Instructions to follow :: State how many lines of the data contain the word "label", and write nothing besides the number.

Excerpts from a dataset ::
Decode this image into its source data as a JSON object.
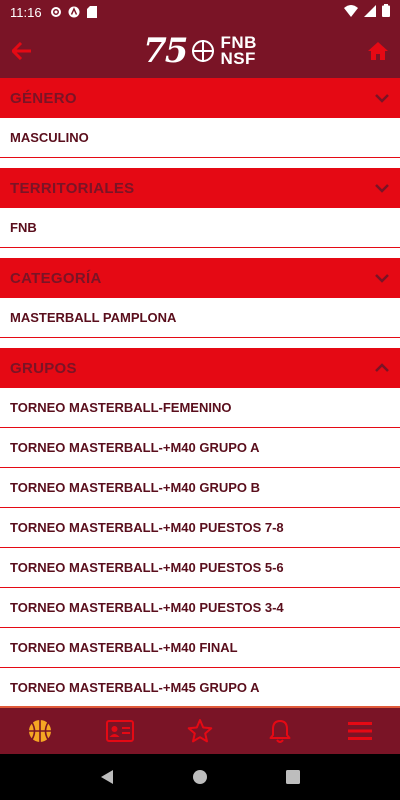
{
  "status": {
    "time": "11:16"
  },
  "logo": {
    "number": "75",
    "line1": "FNB",
    "line2": "NSF"
  },
  "sections": [
    {
      "title": "GÉNERO",
      "expanded": false,
      "items": [
        "MASCULINO"
      ]
    },
    {
      "title": "TERRITORIALES",
      "expanded": false,
      "items": [
        "FNB"
      ]
    },
    {
      "title": "CATEGORÍA",
      "expanded": false,
      "items": [
        "MASTERBALL PAMPLONA"
      ]
    },
    {
      "title": "GRUPOS",
      "expanded": true,
      "items": [
        "TORNEO MASTERBALL-FEMENINO",
        "TORNEO MASTERBALL-+M40 GRUPO A",
        "TORNEO MASTERBALL-+M40 GRUPO B",
        "TORNEO MASTERBALL-+M40 PUESTOS 7-8",
        "TORNEO MASTERBALL-+M40 PUESTOS 5-6",
        "TORNEO MASTERBALL-+M40 PUESTOS 3-4",
        "TORNEO MASTERBALL-+M40 FINAL",
        "TORNEO MASTERBALL-+M45 GRUPO A"
      ]
    }
  ],
  "colors": {
    "primary": "#7a1426",
    "accent": "#e50914",
    "active_nav": "#f5a623"
  },
  "bottom_nav": [
    "basketball-icon",
    "id-card-icon",
    "star-icon",
    "bell-icon",
    "menu-icon"
  ]
}
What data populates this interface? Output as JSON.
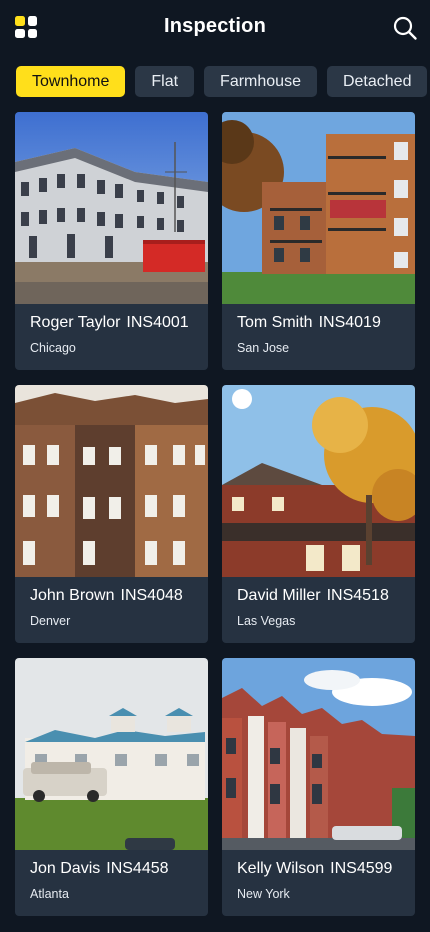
{
  "header": {
    "title": "Inspection",
    "menu_icon": "grid-menu-icon",
    "search_icon": "search-icon",
    "icon_colors": [
      "#ffdf1b",
      "#ffffff",
      "#ffffff",
      "#ffffff"
    ]
  },
  "filters": [
    {
      "label": "Townhome",
      "active": true
    },
    {
      "label": "Flat",
      "active": false
    },
    {
      "label": "Farmhouse",
      "active": false
    },
    {
      "label": "Detached",
      "active": false
    }
  ],
  "colors": {
    "background": "#0f1722",
    "card": "#263241",
    "chip": "#2b3746",
    "accent": "#ffdf1b"
  },
  "inspections": [
    {
      "name": "Roger Taylor",
      "code": "INS4001",
      "city": "Chicago",
      "photo": "townhouse-row-construction"
    },
    {
      "name": "Tom Smith",
      "code": "INS4019",
      "city": "San Jose",
      "photo": "apartment-balconies"
    },
    {
      "name": "John Brown",
      "code": "INS4048",
      "city": "Denver",
      "photo": "old-brick-townhouses"
    },
    {
      "name": "David Miller",
      "code": "INS4518",
      "city": "Las Vegas",
      "photo": "brick-house-autumn-tree"
    },
    {
      "name": "Jon Davis",
      "code": "INS4458",
      "city": "Atlanta",
      "photo": "beach-townhomes"
    },
    {
      "name": "Kelly Wilson",
      "code": "INS4599",
      "city": "New York",
      "photo": "victorian-terrace-street"
    }
  ]
}
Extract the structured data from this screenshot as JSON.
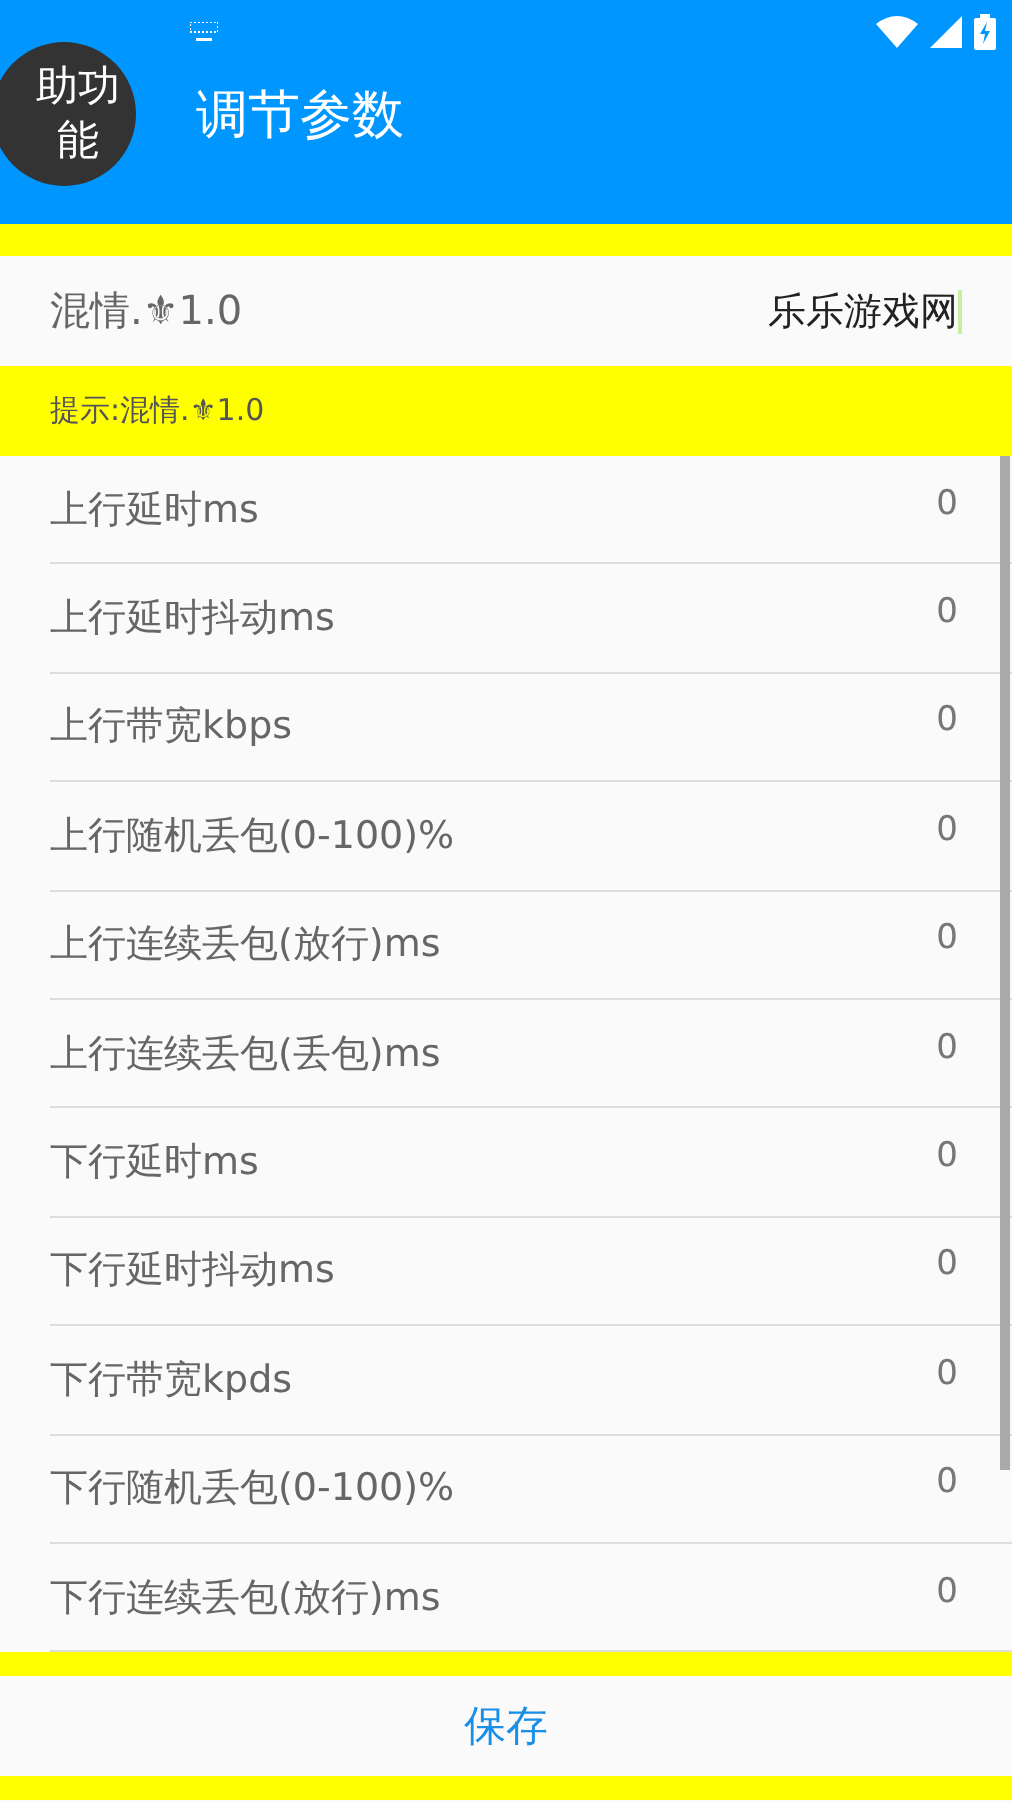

Written response :: 4